In theaters July 29, 2022. Coming to Shudder November 2022.  

Final score: 4 out of 5

[L-R] Aaron Moorhead as JOHN, Justin Benson as LEVI in SOMETHING IN THE DIRT

Justin Benson and Aaron Moorhead's Something in the Dirt

Something in the Dirt gives me those Vast of Night vibes minus the atomic era wrapper, and that's a very good thing. This genre-defying film mixes the tropes of science fiction, mockumentary, found footage, and true crime into a delicious rabbit hole inside a puzzle box.

The lives of Levi (Justin Benson) and John (Aaron Moorhead) become intrinsically linked when they decide to investigate the strange paranormal phenomena happening at their LA apartment building. Levi is only planning to stay in the Hollywood Hills apartment a short while until he moves out of L.A. He and John meet only because they are temporarily neighbors.

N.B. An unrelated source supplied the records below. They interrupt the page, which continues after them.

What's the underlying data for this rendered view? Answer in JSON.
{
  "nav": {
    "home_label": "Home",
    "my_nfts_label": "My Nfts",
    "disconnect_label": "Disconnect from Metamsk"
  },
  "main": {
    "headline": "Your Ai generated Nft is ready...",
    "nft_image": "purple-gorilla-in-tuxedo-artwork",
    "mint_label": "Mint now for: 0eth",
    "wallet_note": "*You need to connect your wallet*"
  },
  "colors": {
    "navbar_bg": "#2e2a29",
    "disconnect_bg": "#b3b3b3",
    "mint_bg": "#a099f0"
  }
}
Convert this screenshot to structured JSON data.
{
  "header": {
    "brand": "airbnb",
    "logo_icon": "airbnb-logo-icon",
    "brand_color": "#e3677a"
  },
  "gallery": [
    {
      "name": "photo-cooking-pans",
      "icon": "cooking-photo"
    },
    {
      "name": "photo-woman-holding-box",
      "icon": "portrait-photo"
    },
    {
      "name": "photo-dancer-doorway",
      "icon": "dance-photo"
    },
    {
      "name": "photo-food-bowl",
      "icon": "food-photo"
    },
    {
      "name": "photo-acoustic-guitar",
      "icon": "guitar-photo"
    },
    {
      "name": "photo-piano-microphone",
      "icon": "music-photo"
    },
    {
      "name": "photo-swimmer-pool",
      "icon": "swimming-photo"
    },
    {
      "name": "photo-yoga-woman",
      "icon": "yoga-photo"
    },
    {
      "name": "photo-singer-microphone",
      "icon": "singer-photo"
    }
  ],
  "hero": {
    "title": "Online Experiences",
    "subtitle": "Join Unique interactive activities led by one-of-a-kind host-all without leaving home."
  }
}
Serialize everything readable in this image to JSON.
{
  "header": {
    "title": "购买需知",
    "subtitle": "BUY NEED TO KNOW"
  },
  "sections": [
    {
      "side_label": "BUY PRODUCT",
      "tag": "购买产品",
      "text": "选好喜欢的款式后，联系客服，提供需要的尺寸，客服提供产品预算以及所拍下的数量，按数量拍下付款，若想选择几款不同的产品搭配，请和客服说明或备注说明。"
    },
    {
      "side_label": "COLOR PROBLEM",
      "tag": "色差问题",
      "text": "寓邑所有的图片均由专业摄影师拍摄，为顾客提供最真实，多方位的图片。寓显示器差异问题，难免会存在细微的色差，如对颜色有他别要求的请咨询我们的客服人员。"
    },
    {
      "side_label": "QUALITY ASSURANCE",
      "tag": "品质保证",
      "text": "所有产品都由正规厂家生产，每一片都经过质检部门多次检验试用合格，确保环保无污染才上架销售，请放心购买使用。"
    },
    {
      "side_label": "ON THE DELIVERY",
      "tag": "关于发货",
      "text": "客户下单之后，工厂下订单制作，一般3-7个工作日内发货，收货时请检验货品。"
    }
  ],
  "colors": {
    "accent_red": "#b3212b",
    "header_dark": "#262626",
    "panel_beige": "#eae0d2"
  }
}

The men couldn't be more different, but they both enjoy a good smoke and have a natural curiosity about the world. Their good natured banter comes to a halt when some invisible presence fills the apartment with light and lifts a heavy glass ashtray off the ground. Is it a ghost? Is it gravity? Geological anomalies? They decide to investigate together and film their experiments for posterity.

Benson and Moorhead made this film with a spare crew of three, and the results are delightful for fans of X-Files type "truth is out there" stories. The story continues to shift. The stretches of story with Levi and John are interrupted by interviews of talking heads – everyone from scientists to detectives -- who muse about what happened between these two. After a while, we can no longer determine if what we are seeing is the truth or a fabrication. Did the neighbors actually witness anything or did they manufacture it for some easy cash? Each segment only offers more questions. Benson and Moorhead obviously had great fun making this film and creating these characters, who seem very much like people everyone has met. The film won't mesh with everyone, but if you like films like Primer, Vast of Night, or found footage hybrids, you will love this movie.

Editor Michael Falker had his work cut out for him in bringing all of the various camera formats together and mixing them with montages that pair with the stories Levi and John tells along the way. My interview with Michael Felker can be found here. Visual effects and sound design are also on point.